+++ GIVEN ENTRIES
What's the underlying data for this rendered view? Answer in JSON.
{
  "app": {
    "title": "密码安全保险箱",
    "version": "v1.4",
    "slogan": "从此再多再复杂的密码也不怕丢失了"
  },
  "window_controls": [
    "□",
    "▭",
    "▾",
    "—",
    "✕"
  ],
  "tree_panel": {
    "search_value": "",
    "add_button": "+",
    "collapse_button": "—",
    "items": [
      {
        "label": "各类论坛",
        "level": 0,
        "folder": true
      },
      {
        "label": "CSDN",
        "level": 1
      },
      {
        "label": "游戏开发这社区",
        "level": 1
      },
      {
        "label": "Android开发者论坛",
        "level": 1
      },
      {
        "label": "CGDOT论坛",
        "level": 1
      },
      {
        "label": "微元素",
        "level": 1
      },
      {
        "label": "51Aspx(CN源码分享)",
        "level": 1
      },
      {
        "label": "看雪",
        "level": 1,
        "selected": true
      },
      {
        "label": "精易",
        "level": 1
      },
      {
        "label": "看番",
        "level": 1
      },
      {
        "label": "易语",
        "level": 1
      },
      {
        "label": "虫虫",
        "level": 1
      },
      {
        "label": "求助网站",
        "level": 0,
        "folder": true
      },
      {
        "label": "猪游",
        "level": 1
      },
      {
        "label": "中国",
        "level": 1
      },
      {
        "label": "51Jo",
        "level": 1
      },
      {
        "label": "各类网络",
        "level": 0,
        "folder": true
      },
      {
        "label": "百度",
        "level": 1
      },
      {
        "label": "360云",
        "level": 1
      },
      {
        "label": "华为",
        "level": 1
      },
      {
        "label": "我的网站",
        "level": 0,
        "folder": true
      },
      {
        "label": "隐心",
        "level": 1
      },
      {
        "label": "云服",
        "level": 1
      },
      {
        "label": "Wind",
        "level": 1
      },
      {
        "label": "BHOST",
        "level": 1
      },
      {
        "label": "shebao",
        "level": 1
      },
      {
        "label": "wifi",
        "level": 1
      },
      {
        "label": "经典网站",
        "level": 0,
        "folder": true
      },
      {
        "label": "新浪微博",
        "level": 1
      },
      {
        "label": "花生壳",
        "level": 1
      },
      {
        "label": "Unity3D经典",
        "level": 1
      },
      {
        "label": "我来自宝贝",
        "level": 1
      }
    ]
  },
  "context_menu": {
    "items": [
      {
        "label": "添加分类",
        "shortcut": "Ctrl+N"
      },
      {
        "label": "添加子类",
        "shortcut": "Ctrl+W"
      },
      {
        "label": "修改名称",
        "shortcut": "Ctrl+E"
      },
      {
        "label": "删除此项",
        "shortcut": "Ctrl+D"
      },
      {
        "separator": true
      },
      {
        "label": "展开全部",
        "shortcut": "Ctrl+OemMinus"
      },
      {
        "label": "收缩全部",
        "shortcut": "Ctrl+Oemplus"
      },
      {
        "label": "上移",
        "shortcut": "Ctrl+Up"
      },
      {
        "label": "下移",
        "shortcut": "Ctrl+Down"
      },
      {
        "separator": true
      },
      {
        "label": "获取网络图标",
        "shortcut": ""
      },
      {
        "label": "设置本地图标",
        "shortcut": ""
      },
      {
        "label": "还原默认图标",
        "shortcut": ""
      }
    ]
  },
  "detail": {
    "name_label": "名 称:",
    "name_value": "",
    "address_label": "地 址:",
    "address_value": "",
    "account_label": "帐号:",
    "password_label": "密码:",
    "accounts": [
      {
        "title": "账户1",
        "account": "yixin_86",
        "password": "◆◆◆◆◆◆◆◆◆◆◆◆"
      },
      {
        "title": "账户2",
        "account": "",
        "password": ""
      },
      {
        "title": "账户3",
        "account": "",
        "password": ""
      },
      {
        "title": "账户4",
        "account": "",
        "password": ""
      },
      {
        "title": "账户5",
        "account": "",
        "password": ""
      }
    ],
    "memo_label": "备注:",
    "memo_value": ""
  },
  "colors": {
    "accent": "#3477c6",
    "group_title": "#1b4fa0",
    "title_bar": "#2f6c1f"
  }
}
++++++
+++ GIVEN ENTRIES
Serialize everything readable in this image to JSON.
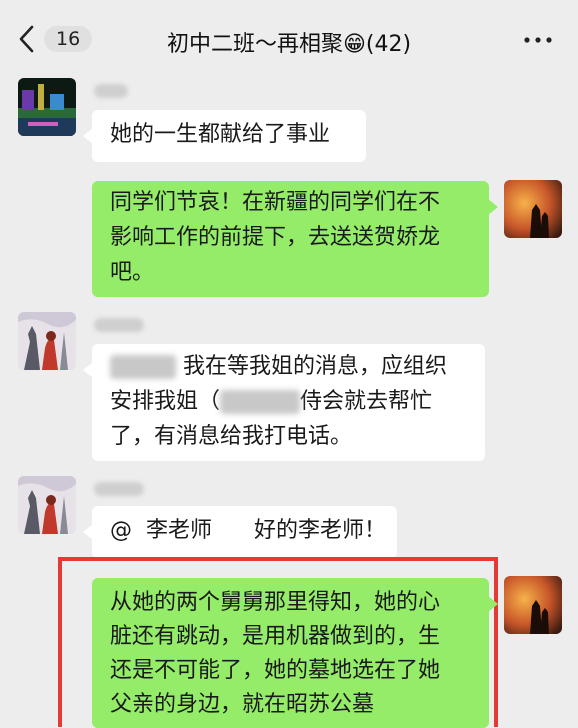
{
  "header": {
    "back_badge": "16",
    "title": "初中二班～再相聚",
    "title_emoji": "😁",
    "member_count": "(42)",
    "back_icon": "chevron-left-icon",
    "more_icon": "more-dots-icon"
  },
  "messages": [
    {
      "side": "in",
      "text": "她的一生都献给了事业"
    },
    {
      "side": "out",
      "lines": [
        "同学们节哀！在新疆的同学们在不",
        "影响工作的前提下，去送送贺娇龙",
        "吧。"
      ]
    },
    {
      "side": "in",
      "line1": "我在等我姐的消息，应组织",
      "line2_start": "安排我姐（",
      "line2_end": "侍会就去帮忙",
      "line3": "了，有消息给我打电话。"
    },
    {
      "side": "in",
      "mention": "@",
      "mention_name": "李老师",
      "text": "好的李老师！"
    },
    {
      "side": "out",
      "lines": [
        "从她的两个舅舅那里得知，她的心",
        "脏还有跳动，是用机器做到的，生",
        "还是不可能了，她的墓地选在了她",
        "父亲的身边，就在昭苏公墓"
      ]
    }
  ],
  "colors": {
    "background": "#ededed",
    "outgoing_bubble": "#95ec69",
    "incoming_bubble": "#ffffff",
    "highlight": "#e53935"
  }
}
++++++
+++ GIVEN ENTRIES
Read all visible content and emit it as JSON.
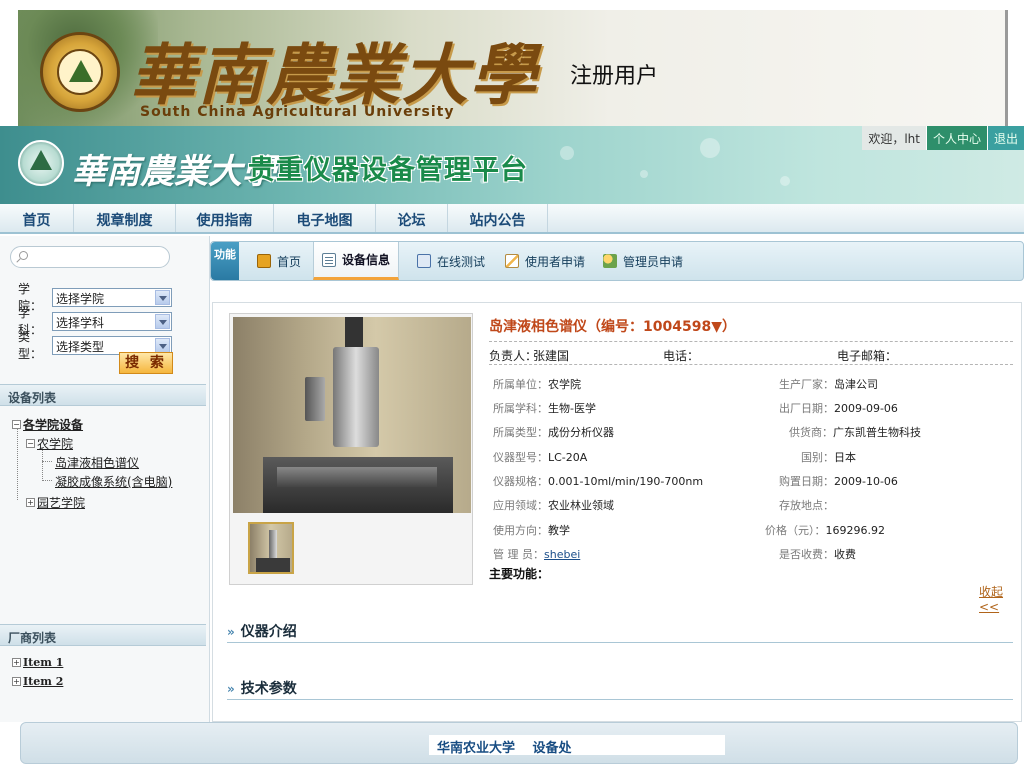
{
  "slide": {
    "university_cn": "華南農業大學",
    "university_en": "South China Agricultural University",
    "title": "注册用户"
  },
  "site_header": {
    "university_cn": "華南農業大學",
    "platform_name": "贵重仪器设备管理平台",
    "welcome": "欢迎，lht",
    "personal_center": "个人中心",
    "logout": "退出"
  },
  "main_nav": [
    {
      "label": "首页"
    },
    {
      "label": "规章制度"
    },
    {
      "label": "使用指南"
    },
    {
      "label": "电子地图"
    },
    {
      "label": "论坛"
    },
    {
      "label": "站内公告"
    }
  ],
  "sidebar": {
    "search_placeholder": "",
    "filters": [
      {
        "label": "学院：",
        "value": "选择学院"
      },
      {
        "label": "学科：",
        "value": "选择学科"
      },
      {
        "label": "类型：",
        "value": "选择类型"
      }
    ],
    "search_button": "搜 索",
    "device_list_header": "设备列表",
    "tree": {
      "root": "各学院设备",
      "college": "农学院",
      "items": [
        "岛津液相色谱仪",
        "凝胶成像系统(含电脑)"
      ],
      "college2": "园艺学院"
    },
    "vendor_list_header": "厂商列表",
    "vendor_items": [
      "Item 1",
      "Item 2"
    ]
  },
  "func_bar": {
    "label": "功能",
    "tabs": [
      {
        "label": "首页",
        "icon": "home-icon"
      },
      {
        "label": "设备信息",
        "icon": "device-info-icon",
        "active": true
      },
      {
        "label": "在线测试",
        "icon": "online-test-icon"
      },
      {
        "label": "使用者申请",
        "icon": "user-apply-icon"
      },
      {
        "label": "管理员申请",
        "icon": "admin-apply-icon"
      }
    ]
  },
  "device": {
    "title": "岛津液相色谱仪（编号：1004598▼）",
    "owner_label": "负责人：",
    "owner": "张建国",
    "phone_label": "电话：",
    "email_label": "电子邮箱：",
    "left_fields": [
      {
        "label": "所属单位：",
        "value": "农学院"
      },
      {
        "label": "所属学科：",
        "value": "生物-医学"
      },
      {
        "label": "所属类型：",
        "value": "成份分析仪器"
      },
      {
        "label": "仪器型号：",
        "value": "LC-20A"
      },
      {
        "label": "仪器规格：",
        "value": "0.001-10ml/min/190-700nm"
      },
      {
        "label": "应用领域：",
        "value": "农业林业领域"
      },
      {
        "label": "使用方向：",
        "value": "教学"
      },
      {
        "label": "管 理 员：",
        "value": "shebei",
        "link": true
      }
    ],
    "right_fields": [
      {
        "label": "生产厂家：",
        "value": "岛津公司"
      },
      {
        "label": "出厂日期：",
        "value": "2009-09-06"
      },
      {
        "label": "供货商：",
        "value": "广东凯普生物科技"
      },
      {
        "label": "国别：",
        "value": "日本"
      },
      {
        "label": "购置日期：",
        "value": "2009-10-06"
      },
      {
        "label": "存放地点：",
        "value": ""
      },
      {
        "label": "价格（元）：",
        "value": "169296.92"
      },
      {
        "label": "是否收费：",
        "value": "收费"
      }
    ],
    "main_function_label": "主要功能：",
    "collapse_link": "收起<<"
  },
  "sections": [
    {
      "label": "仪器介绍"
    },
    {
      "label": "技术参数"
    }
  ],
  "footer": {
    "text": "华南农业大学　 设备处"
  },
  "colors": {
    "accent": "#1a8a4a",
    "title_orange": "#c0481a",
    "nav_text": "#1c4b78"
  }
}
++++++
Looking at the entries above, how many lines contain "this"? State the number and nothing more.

2